DIRECTIONS
Below are some records; copy each line in them that contains "como".

Collected data:
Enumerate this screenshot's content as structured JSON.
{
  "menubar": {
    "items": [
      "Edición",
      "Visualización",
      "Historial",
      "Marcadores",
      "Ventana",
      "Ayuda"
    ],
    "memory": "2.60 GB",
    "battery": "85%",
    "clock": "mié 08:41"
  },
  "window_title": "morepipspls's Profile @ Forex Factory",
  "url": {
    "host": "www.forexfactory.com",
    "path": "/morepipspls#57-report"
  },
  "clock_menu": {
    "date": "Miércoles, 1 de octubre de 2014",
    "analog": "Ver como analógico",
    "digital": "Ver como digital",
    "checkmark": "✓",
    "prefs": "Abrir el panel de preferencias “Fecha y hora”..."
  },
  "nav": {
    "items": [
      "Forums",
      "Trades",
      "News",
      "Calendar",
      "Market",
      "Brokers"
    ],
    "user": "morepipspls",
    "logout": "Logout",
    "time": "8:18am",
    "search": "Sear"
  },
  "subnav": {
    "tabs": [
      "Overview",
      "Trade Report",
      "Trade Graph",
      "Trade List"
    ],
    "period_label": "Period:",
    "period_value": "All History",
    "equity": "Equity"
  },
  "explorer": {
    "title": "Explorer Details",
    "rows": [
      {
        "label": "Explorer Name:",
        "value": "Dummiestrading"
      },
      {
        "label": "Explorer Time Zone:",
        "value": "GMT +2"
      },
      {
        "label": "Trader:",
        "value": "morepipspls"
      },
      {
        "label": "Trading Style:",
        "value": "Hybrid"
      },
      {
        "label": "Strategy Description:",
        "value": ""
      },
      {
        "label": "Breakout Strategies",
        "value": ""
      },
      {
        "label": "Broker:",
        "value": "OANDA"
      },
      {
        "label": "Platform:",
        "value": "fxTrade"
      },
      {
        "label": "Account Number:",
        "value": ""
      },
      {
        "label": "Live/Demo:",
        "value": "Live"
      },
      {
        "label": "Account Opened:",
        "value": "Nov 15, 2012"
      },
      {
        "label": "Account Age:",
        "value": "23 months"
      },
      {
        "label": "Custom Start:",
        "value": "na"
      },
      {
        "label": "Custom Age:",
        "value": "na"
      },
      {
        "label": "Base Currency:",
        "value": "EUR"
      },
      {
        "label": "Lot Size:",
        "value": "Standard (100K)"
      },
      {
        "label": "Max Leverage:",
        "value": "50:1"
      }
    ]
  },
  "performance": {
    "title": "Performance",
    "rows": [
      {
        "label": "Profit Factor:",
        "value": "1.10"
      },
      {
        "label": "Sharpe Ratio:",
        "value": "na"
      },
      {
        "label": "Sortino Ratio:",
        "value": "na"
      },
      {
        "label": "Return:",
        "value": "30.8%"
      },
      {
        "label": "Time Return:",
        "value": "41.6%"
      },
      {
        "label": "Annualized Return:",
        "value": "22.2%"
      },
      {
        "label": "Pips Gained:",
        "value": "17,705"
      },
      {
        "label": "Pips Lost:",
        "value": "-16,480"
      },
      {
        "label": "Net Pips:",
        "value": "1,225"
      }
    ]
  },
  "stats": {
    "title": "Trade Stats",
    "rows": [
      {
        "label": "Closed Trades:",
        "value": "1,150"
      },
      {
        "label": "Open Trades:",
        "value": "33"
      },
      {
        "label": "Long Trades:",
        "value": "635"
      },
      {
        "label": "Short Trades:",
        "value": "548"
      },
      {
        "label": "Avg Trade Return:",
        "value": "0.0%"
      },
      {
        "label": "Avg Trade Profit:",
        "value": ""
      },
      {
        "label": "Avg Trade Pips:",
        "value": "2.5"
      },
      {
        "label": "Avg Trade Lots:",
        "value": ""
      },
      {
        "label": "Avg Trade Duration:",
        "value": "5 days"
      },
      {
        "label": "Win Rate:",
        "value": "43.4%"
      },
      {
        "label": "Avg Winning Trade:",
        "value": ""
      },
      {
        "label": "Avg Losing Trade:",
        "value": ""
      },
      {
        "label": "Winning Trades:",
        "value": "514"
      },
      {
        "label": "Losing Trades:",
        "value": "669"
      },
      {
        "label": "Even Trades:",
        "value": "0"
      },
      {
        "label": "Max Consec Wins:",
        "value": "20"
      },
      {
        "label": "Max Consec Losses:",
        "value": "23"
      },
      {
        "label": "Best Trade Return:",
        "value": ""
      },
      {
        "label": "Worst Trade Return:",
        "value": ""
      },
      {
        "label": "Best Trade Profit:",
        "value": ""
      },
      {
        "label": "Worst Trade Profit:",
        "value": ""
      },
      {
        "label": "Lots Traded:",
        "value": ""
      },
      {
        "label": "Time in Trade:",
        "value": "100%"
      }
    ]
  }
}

ANSWER BOX
    "analog": "Ver como analógico",
    "digital": "Ver como digital",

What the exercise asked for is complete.